Spatial Cognitive Implications of Teleporting Through Virtual Environments
Teleporting is a popular interface to allow virtual reality users to explore environments that are larger than the available walking space. When teleporting, the user positions a marker in the virtual environment and is instantly transported without any self-motion cues. Five experiments were designed to evaluate the spatial cognitive consequences of teleporting and to identify environmental cues that could mitigate those costs. Participants performed a triangle completion task by traversing 2 outbound path legs before pointing to the unmarked path origin.

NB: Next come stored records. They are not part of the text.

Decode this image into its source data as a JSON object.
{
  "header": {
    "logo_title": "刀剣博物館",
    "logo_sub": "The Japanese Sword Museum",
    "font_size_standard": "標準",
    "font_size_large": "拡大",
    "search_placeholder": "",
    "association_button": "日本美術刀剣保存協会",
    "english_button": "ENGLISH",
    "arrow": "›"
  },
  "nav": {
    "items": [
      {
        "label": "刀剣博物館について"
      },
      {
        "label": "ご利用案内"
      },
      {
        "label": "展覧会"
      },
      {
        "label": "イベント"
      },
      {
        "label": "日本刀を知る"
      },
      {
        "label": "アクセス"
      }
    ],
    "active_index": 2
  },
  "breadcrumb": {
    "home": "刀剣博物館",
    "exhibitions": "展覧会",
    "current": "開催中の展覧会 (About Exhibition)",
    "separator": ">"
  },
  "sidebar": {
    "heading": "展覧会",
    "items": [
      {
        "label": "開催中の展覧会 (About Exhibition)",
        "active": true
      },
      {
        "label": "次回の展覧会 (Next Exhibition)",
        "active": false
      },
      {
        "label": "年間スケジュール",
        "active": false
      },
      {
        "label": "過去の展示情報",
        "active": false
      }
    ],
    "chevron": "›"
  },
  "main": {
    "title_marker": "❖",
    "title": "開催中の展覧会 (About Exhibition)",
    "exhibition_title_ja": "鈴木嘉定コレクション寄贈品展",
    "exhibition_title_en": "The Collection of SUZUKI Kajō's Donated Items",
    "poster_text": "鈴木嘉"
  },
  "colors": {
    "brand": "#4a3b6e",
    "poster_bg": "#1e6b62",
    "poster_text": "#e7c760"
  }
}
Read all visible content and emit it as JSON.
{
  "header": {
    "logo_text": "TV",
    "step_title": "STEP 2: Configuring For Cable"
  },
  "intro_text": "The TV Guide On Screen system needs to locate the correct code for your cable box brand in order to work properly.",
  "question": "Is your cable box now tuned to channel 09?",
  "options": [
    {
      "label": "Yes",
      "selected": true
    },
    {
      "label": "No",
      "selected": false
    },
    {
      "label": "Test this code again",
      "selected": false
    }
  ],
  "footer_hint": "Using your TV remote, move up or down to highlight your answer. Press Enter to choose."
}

Locomotion was accomplished via walking or 2 common implementations of the teleporting interface distinguished by the concordance between movement of the body and movement through the virtual environment. In the partially concordant teleporting interface, participants teleported to translate (change position) but turned the body to rotate. In the discordant teleporting interface, participants teleported to translate and rotate. Across all 5 experiments, discordant teleporting produced larger errors than partially concordant teleporting which produced larger errors than walking, reflecting the importance of translational and rotational self-motion cues. Furthermore, geometric boundaries (room walls or a fence) were necessary to mitigate the spatial cognitive costs associated with teleporting, and landmarks were helpful only in the context of a geometric boundary.
This is a manuscript of an article published as Cherep, Lucia A., Alex F. Lim, Jonathan W. Kelly, Devi Acharya, Alfredo Velasco, Emanuel Bustamante, Alec G. Ostrander, and Stephen B. Gilbert. "Spatial cognitive implications of teleporting through virtual environments." Journal of Experimental Psychology: Applied 26, no. 3 (2020): 480-492. DOI: 10.1037/xap0000263. Posted with permission.